The hypothesis (that still needs to be confirmed) is that a gut infection potentially causes good bacteria to act strangely (e.g. overgrowing), your gut to be leaky (i.e. let bacteria invade other parts of your body like your bloodstream), and then your immune system is forced to respond to these bacteria and start treating them as bad. At that point, your body has trained itself to treat these good bacteria as bad bacteria, and then your immune system is just totally thrown off.
I blogged about this before, but I had several serious bouts of food poisoning when I was younger and I've often wondered if those events threw my system off. Interesting research though.
Here's an excerpt:
Most likely, Hand said, the immune system is indirectly responsible for spreading the good gut bacteria around. A strong immune response can damage body cells, including the gut cells that usually keep beneficial bacteria on the inside of the intestines.
Once the parasite infection is over, the researchers found, the immune system locks in a memory of the invaders it fought in memory T cells. These cells are able to mount a fast immune response if they encounter the same pathogens for a second or third time.

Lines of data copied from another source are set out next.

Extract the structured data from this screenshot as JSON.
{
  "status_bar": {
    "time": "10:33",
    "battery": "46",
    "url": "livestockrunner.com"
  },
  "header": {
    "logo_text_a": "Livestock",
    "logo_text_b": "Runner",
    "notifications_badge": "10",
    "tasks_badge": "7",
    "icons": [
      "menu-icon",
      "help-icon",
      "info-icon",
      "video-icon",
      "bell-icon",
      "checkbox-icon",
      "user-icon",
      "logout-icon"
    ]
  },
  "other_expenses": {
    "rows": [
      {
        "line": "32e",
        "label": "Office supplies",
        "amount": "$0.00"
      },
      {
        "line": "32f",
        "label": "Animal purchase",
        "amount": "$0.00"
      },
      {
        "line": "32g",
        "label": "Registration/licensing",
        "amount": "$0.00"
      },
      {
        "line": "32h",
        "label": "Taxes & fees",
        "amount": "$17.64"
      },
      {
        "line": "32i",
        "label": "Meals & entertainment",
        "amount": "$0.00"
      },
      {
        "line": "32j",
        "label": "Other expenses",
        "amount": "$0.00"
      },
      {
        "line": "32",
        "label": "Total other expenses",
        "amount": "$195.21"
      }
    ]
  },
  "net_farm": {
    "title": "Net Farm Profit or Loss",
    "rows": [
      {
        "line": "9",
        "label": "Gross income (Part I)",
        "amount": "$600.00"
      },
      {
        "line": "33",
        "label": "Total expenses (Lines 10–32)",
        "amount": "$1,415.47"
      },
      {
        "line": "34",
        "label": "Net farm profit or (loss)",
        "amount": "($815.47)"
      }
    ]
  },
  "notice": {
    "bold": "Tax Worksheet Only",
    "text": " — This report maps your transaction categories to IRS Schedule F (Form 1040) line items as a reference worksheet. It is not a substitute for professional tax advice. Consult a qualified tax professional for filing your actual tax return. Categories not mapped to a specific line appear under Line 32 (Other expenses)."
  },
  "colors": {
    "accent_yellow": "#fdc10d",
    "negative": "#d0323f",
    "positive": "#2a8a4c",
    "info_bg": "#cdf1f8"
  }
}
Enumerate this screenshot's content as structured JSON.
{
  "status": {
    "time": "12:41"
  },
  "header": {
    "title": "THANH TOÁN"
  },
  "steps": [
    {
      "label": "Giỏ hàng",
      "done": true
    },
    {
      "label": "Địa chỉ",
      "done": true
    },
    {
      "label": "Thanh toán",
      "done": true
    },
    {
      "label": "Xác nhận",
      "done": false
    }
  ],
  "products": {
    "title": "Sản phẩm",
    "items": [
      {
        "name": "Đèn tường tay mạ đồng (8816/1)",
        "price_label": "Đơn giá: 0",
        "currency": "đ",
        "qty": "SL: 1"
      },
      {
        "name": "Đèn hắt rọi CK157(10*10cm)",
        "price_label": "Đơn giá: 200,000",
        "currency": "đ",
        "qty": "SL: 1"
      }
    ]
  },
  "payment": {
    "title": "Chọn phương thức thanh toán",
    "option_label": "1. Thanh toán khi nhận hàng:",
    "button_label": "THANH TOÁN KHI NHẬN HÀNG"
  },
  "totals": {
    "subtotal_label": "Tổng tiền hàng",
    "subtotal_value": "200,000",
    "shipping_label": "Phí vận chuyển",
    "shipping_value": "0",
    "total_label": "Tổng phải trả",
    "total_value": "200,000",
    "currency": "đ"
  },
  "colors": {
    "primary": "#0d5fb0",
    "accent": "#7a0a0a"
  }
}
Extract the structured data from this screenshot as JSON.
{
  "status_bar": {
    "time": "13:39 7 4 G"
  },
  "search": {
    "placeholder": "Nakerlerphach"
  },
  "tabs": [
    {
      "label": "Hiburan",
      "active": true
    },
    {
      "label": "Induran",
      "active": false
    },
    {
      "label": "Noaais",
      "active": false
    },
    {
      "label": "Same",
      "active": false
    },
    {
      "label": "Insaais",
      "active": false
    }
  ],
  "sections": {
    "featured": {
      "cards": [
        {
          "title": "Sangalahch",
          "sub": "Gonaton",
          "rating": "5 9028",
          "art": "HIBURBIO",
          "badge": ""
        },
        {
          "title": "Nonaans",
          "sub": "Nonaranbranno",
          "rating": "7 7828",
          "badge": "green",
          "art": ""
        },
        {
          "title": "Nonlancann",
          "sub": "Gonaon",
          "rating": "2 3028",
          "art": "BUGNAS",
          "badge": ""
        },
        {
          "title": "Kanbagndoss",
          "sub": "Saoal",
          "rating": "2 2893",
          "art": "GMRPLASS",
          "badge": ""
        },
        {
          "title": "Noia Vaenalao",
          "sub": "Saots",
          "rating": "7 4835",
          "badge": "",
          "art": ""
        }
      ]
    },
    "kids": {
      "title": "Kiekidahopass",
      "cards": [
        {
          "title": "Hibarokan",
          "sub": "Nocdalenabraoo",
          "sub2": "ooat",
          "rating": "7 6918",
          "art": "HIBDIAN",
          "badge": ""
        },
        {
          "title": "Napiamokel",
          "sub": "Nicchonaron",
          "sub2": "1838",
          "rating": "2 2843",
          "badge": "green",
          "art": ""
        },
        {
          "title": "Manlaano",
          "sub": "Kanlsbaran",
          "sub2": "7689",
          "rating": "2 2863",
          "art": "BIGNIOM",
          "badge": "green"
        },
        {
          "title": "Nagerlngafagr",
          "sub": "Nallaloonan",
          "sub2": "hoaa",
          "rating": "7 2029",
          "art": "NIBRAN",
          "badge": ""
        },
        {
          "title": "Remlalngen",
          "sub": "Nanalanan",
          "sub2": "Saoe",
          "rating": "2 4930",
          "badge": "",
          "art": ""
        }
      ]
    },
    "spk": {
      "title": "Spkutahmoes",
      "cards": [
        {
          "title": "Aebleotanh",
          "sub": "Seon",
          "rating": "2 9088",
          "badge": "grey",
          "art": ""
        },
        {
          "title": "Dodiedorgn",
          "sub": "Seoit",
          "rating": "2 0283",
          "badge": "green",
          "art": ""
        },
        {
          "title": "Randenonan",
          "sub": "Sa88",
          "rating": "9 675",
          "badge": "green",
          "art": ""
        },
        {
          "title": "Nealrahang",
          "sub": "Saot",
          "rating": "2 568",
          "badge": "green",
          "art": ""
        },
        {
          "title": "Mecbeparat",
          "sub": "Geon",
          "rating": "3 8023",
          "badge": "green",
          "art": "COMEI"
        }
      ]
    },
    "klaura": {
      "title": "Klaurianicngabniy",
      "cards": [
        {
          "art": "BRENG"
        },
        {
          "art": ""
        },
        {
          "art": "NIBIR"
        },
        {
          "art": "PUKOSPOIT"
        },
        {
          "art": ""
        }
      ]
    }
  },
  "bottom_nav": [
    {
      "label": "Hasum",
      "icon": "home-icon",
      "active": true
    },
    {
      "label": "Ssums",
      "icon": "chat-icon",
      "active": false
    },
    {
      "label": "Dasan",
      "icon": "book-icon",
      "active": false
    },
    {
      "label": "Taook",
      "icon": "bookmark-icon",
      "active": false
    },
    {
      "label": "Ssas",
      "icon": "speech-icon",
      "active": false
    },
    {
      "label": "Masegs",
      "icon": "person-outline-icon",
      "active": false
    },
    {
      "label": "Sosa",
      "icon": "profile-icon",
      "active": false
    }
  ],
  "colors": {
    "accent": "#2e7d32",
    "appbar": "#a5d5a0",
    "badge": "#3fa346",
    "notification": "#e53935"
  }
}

Unfortunately, the T cells remember the beneficial gut bacteria as well as the parasite, the researchers report online today (Aug. 23) in the journal Science. This memory seems to last as long as the mouse lives, Hand said.